S-Space College of Veterinary Medicine (수의과대학) Dept. of Veterinary Medicine (수의학과) Theses (Ph.D. / Sc.D._수의학과)
Regulation of stemness and aging in human mesenchymal stem cells
인간 중간엽줄기세포의 줄기세포능 및 노화 조절 연구
- 수의과대학 수의학과
- Issue Date
- 서울대학교 대학원
- Mesenchymal stem cell; CD49f; PI3K/AKT/p53 signaling; HMGA2; p16INK4A; Senescence; lamin A; ZMPSTE24; miRNA-141
- 학위논문 (박사)-- 서울대학교 대학원 : 수의학과, 2013. 2. 강경선.
- Adult stem cells in mammalian organs play pivotal roles in the maintenance and repair of these organs throughout the adult life of the organism, and the main function of adult stem cells is to maintain the proper homeostasis of a tissue or organ through precisely regulated molecular signaling. Thus, first part of this study mainly focused on the identification of the specific marker to maintain the stemness and enhance multipotent of human adult stem cells. I demonstrated that the expression of CD49f regulated the ability of human mesenchymal stem cells (hMSCs) to form spheres and was associated with an activation of the PI3K/AKT signaling pathway. Furthermore, the forced expression of CD49f modulated the proliferation and differentiation potentials of hMSCs through prolonged activation of PI3K/AKT and suppressed the level of p53. The pluripotency factors OCT4 and SOX2 were recruited to the putative promoter region of CD49f, indicating that OCT4 and SOX2 play positive roles in the expression of CD49f. Indeed, CD49f expression was up-regulated in human embryonic stem cells (hESCs) compared with hMSCs. The elevated level of CD49f expression was significantly decreased upon embryoid body formation in hESCs. In hESCs, the knockdown of CD49f down-regulated PI3K/AKT signaling and up-regulated the level of p53, inducing differentiation into three germ layers. These data suggest that the cell-surface protein CD49f has novel and dynamic roles in regulating the differentiation potential of hMSCs and maintaining pluripotency.

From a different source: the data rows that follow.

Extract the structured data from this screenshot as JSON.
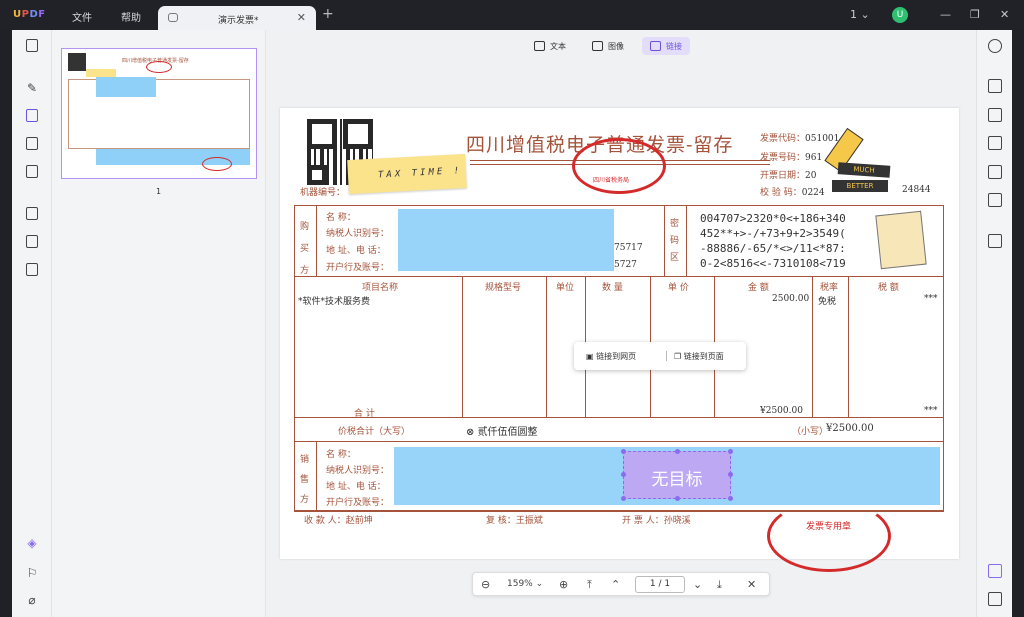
{
  "app": {
    "logo": "UPDF",
    "menu": [
      "文件",
      "帮助"
    ],
    "tab_title": "演示发票*",
    "page_count_indicator": "1",
    "avatar": "U"
  },
  "toolbar": {
    "text": "文本",
    "image": "图像",
    "link": "链接"
  },
  "thumbnail": {
    "page_number": "1"
  },
  "invoice": {
    "title": "四川增值税电子普通发票-留存",
    "sticky": "TAX TIME !",
    "code_label": "发票代码：",
    "code_value": "051001",
    "number_label": "发票号码：",
    "number_value": "961",
    "date_label": "开票日期：",
    "date_value": "20",
    "check_label": "校 验 码：",
    "check_value_a": "0224",
    "check_value_b": "24844",
    "machine_label": "机器编号：",
    "buyer_section": "购买方",
    "buyer_fields": [
      "名    称：",
      "纳税人识别号：",
      "地 址、电 话：",
      "开户行及账号："
    ],
    "buyer_tail1": "75717",
    "buyer_tail2": "5727",
    "password_section": "密码区",
    "cipher": [
      "004707>2320*0<+186+340",
      "452**+>-/+73+9+2>3549(",
      "-88886/-65/*<>/11<*87:",
      "0-2<8516<<-7310108<719"
    ],
    "headers": [
      "项目名称",
      "规格型号",
      "单位",
      "数  量",
      "单  价",
      "金  额",
      "税率",
      "税  额"
    ],
    "item_name": "*软件*技术服务费",
    "amount": "2500.00",
    "tax_rate": "免税",
    "tax_amount": "***",
    "total_label": "合    计",
    "total_amount": "¥2500.00",
    "total_tax": "***",
    "summary_label": "价税合计（大写）",
    "summary_words": "贰仟伍佰圆整",
    "summary_small_label": "（小写）",
    "summary_small_value": "¥2500.00",
    "seller_section": "销售方",
    "seller_fields": [
      "名    称：",
      "纳税人识别号：",
      "地 址、电 话：",
      "开户行及账号："
    ],
    "payee": "收 款 人：赵前坤",
    "reviewer": "复  核：王振斌",
    "issuer": "开 票 人：孙晓溪",
    "seal_text": "发票专用章",
    "stamp_text": "四川省税务局",
    "sticker_much": "MUCH",
    "sticker_better": "BETTER"
  },
  "link_popup": {
    "to_web": "链接到网页",
    "to_page": "链接到页面"
  },
  "link_box": {
    "label": "无目标"
  },
  "zoom": {
    "value": "159%",
    "page": "1",
    "total": "1"
  }
}
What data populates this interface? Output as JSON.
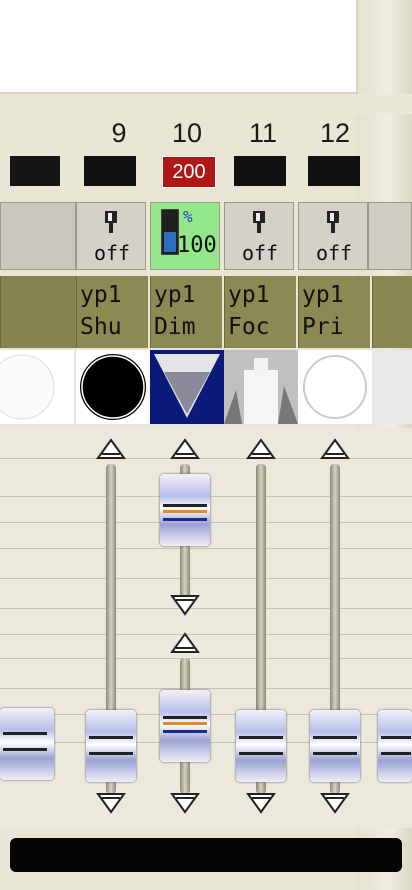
{
  "channels": [
    {
      "number": "9",
      "value": "",
      "switch_label": "off",
      "name_line1": "yp1",
      "name_line2": "Shu",
      "icon": "shutter-icon"
    },
    {
      "number": "10",
      "value": "200",
      "switch_label": "100",
      "switch_unit": "%",
      "name_line1": "yp1",
      "name_line2": "Dim",
      "icon": "dimmer-icon",
      "active": true
    },
    {
      "number": "11",
      "value": "",
      "switch_label": "off",
      "name_line1": "yp1",
      "name_line2": "Foc",
      "icon": "focus-icon"
    },
    {
      "number": "12",
      "value": "",
      "switch_label": "off",
      "name_line1": "yp1",
      "name_line2": "Pri",
      "icon": "prism-icon"
    }
  ],
  "colors": {
    "active_value_bg": "#b01818",
    "active_switch_bg": "#93e68a",
    "name_bg": "#8c8a52",
    "dimmer_bg": "#0a1a7a"
  },
  "faders": {
    "ch10_upper_level": 0.75,
    "ch10_lower_level": 0.25,
    "others_level": 0.0
  }
}
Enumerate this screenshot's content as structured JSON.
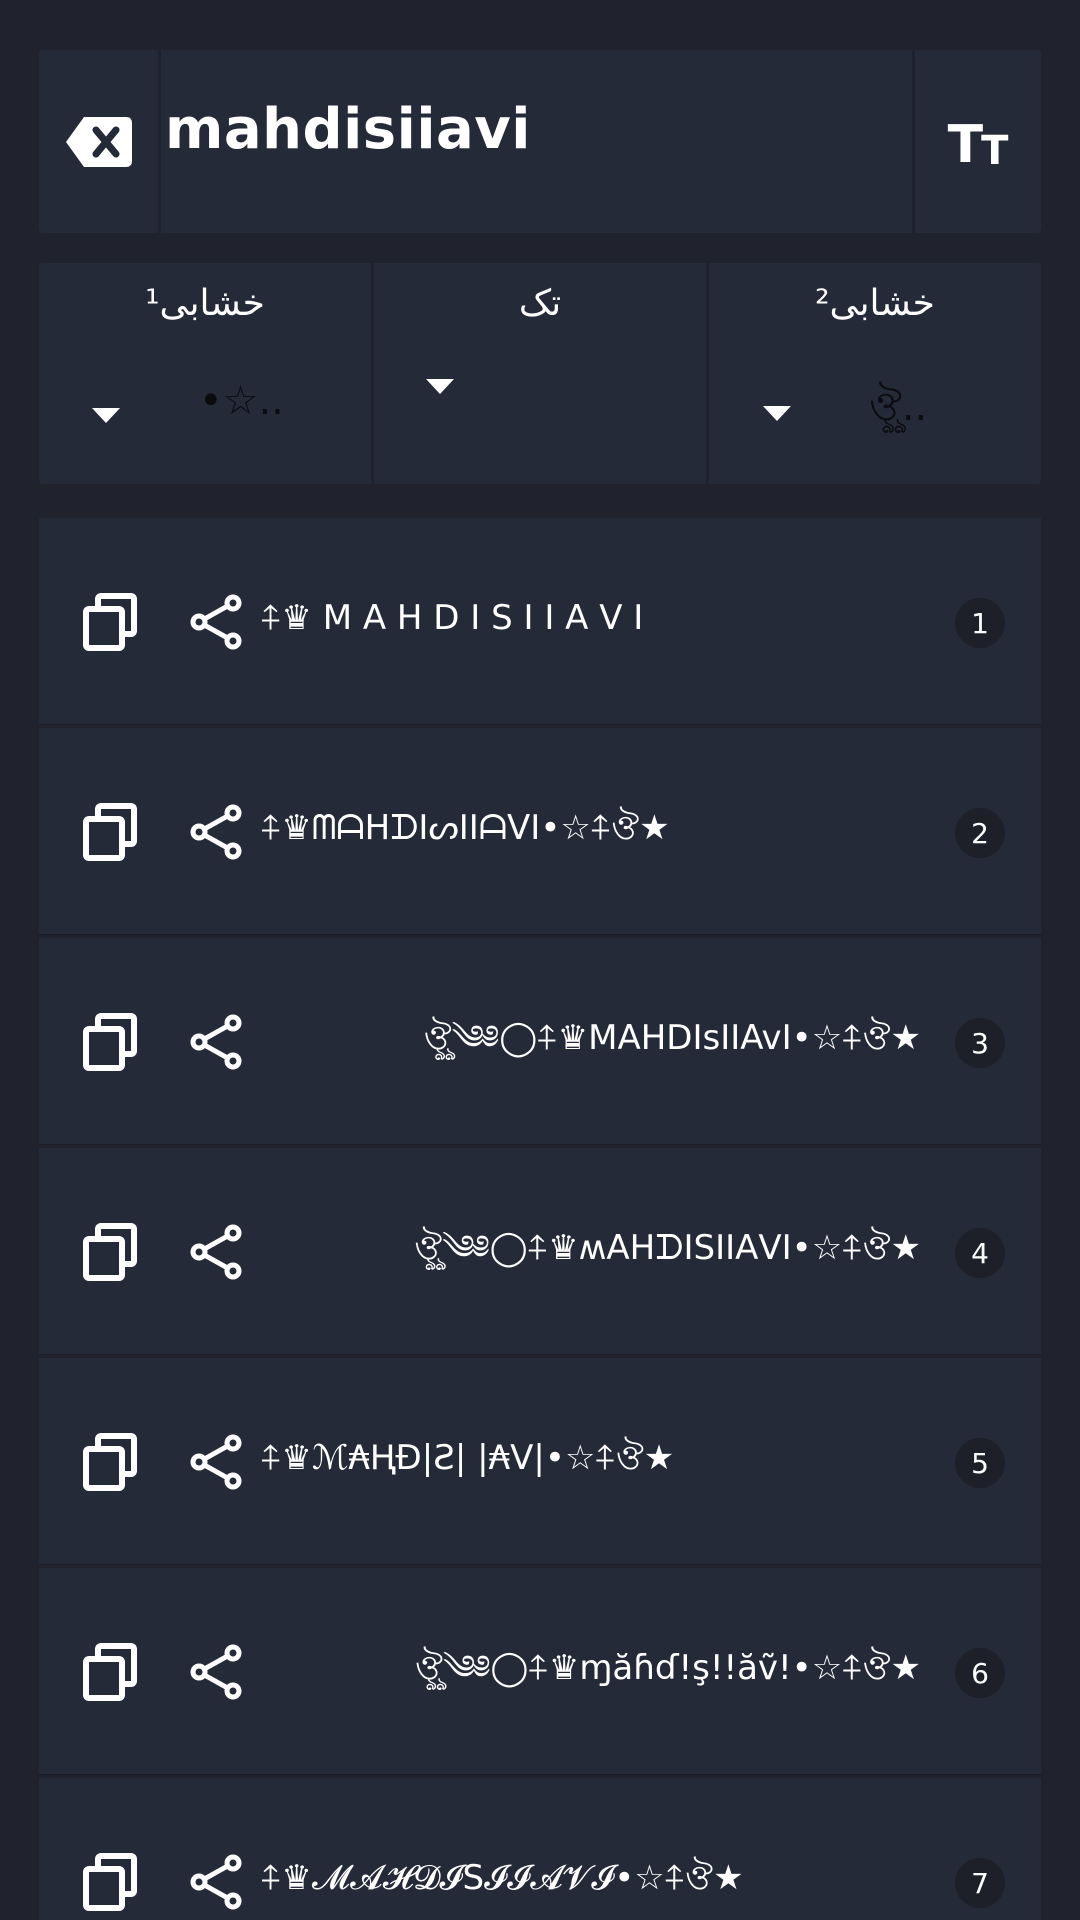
{
  "input": {
    "value": "mahdisiiavi",
    "clear_icon": "backspace-x-icon",
    "font_size_icon": "text-size-icon",
    "font_size_big": "T",
    "font_size_small": "T"
  },
  "selectors": [
    {
      "label": "خشابی¹",
      "value": "•☆..",
      "icon": "caret-down-icon"
    },
    {
      "label": "تک",
      "value": "",
      "icon": "caret-down-icon"
    },
    {
      "label": "خشابی²",
      "value": "ঔৣ..",
      "icon": "caret-down-icon"
    }
  ],
  "results": [
    {
      "index": "1",
      "text": "⍏♛ M A H D I S I I A V I"
    },
    {
      "index": "2",
      "text": "⍏♛ᗰᗩᕼᗪIᔕIIᗩᐯI•☆⍏ঔ★"
    },
    {
      "index": "3",
      "text": "ঔৣ༄༅◯⍏♛MAHDIsIIAvI•☆⍏ঔ★"
    },
    {
      "index": "4",
      "text": "ঔৣ༄༅◯⍏♛ʍΑΗᗪΙSΙΙΑVΙ•☆⍏ঔ★"
    },
    {
      "index": "5",
      "text": "⍏♛ℳ₳ⱧĐ|Ƨ| |₳V|•☆⍏ঔ★"
    },
    {
      "index": "6",
      "text": "ঔৣ༄༅◯⍏♛ɱăɦɗ!ş!!ăṽ!•☆⍏ঔ★"
    },
    {
      "index": "7",
      "text": "⍏♛𝓜𝓐𝓗𝓓𝓘S𝓘𝓘𝓐𝓥𝓘•☆⍏ঔ★"
    }
  ],
  "colors": {
    "background": "#20232e",
    "panel": "#252a39",
    "divider": "#1f2230",
    "badge": "#1d2029",
    "text": "#ffffff"
  }
}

Similar to normal somatic cells, adult stem cells experience a lifelong exposure to stressors, which leads to an age-associated decline in their number and function. The second and third part of this study showed the molecular regulatory mechanism of HMGA2 and ZMPSTE24, which are an important regulator of hMSCs aging. The human high-mobility group protein A2 (HMGA2) protein is an architectural transcription factor that transforms chromatin structure by binding to DNA. Recently, it has been reported that HMGA2 is highly expressed in fetal neural stem cells and has the capacity to promote stemness. I evaluated the direct effects of HMGA2 on the cellular aging and proliferation of hMSCs and investigated potential regulatory mechanisms responsible for the corresponding functions. The overexpression of HMGA2 enhanced proliferation and reduced or even reversed the in vitro aging process of hMSCs. This effect was accompanied by the increased expression of cyclin E and CDC25A and the significantly decreased expression of cyclin-dependent kinase inhibitors. Furthermore, HMGA2 inhibition compromised cell proliferation and adipogenic differentiation in early-stage hMSCs. From the molecular/cellular functional analysis of microarray data, I found that HMGA2 overexpression induced a PI3K/Akt/mTOR/p70S6k cascade, which in turn suppressed the expression of p16INK4A and p21CIP1/WAF1 in hMSCs.
ZMPSTE24 is involved in the post-translational maturation step of lamin A. Defects in ZMPSTE24 are associated with the accumulation of prelamin A in the nuclear envelope and lead to premature senescence. hMSCs down-regulated ZMPSTE24 and accumulated prelamin A during replicative or HDAC inhibitor-mediated senescence. The miR-141, which is over-expressed during the senescence process, was able to decrease the ZMPSTE24 expression levels and led to an up-regulation of prelamin A and a DNA damage marker in hMSCs. The transfection of anti-miR-141 prevented the reduction of ZMPSTE24 in VPA/SB-treated cells, resulting in the suppression of the induction of abnormal nuclear morphology. In addition, epigenetic histone markers of the chromatin configuration on the miR-141 promoter region were transcriptionally activated during senescence.
According to these results, following conclusions have been drawn:
i) CD49f, a cell-surface molecule, plays important roles in MSC sphere formation and in the determination of the differentiation potential through direct regulation of OCT4 and SOX2.
ii) HMGA2 regulates in vitro aging by repressing p16INK4A, p21CIP1/WAF1 expression through the PI3K/AKT/mTOR/p70S6K signaling pathway.
iii) Histone deacetylase regulates ZMPSTE24 and induces prelamin A accumulation through miR-141 up-regulation.
Taken together, these results provide novel insights into the mechanism by which CD49f, HMGA2 and ZMPSTE24 regulate the stemness and aging of human mesenchymal stem cells.